Lenders consider several key factors when calculating the interest rate on your car loan. The three most common ones are:
Your credit score: There’s no minimum credit score requirement for car loans, leaving it entirely up to each lender’s preferences. In general, however, you’ll need a credit score of 650 to get approved for a car loan easily. Rule of thumb? The better your credit, the better your interest rate will be.
Your down payment: Putting money towards the cost of your car improves your loan-to-value ratio (the amount you borrow versus the value of your new car). Your interest rate can improve when you pay more upfront.
Your loan term: Typically, a car loan lasts three to seven years. Because lenders view longer loan terms as riskier, they usually have higher interest rates.
Other possible factors include your income, existing debts and loan amount.
How Car Loan Interest Works
The amount of interest you pay on your car loan depends on the type of car loan you have: simple interest or precomputed.
Simple interest car loans offer a more flexible payment option. If you have more money to put towards your loan – and your total amount on the loan decreases – then your total interest owing will, too.
Precomputed car loans make it less appealing to pay off your loan early. Since the amount of interest you’ll pay is precalculated when you take out the loan, there are no savings if you pay it off sooner than necessary.
Bottom line? If you need a car loan, a simple interest car loan is the way to go. By paying your loan off faster, you’ll pay less interest in the end.
Tips for Saving on Interest Charges
Paying for a car is one of the biggest purchases you’ll ever make. And it gets even bigger if you take out a high-interest loan! Doing so can add thousands of dollars to the amount you have to repay. Luckily, there are ways to lower the amount of interest you’ll have to pay.
Get a co-signer: When a trusted friend or family member with good credit signs on your car loan agreement, the lender views you as less risky.

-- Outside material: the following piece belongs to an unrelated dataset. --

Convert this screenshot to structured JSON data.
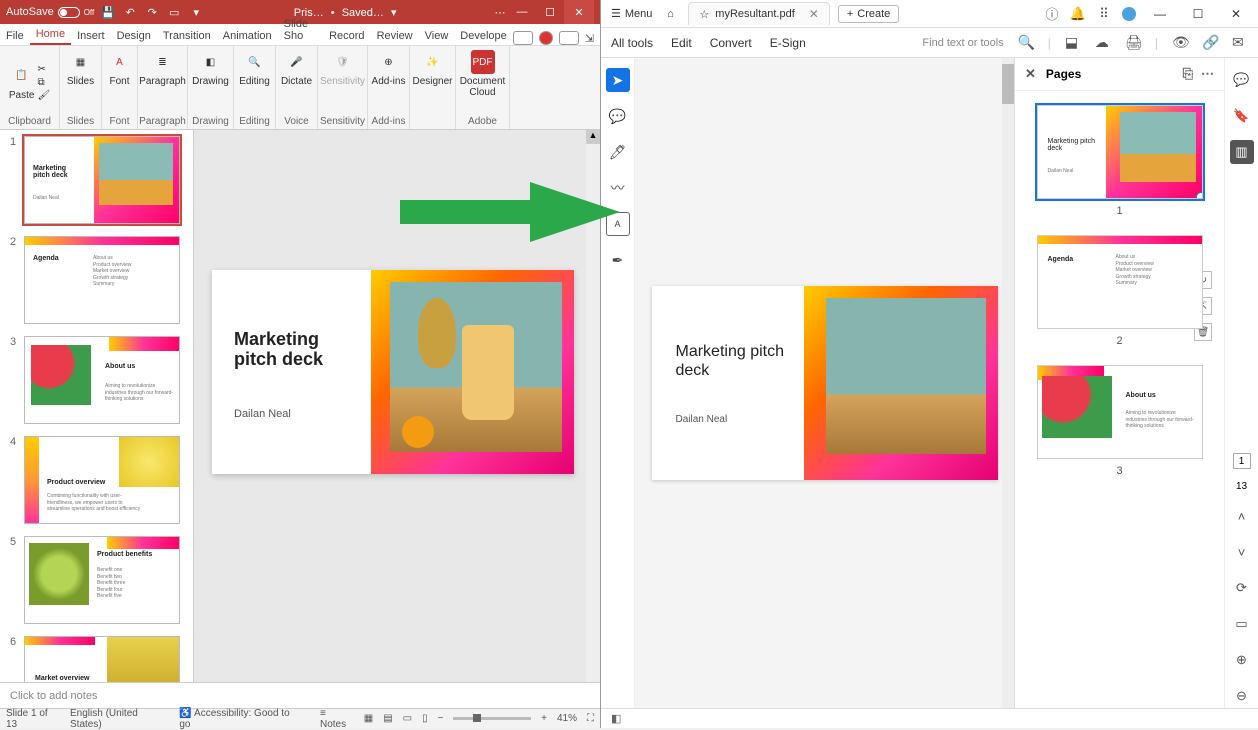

This results in a lower interest rate.
Shorter loan term: If you can afford an increase in your monthly car loan payments, the total amount of interest will decrease in the long run.
Early repayments: If you have a simple interest loan and some extra money available, pay an additional lump-sum payment toward your loan balance.

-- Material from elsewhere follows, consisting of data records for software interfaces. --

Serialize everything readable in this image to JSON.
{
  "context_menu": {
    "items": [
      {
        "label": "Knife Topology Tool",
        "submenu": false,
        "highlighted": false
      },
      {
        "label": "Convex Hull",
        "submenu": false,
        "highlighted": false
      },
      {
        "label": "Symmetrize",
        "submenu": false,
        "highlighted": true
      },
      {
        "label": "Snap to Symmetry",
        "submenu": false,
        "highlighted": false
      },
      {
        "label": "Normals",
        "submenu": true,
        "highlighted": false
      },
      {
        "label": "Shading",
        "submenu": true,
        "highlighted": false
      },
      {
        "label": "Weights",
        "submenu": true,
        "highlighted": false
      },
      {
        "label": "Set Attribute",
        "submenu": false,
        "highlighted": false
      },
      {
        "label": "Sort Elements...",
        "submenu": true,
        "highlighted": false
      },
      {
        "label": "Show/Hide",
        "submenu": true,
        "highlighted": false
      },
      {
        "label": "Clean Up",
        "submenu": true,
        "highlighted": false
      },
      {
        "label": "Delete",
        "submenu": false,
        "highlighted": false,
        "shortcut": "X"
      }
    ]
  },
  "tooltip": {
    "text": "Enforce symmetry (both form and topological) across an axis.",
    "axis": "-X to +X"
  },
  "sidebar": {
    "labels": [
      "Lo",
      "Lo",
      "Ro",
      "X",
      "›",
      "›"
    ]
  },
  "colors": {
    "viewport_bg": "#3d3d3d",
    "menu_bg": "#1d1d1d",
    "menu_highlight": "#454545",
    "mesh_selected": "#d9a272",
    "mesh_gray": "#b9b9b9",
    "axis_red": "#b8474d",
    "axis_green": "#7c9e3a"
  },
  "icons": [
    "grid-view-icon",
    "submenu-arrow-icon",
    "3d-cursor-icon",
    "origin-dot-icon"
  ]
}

Adjust your payment schedule: Choosing to make your car loan payments every two weeks instead of every month puts more money toward your loan. Rounding up your car payment (even the slightest amount) can also save you money over time.
Refinance in the future: Sometimes, a lower rate is available by refinancing your auto loan. This is worth considering if interest rates drop or your credit improves after getting your car loan.
The Key Takeaway
Without taking out a car loan, owning a vehicle would be out of reach for many people. But when your credit isn’t optimal, finding a loan with low interest is next to impossible – leading you to take out a high-interest Canada car loan. By the time that loan is paid in full, you’ve paid much more than your initial car purchase price.
If your vehicle purchase can wait, spend some time improving your credit rating first. Practise smart financial habits such as reducing your debt, making payments on time, and limiting how often you apply for new accounts. This helps put you in the best possible position for a low-interest car loan.
If you need a vehicle now – and have no or poor credit history – the tips above can help reduce the amount of interest you’ll end up paying.
Get in touch with us today for more expert assistance with improving your credit score. Our credit counselling specialists can offer you tailored financial advice to help you manage your money better.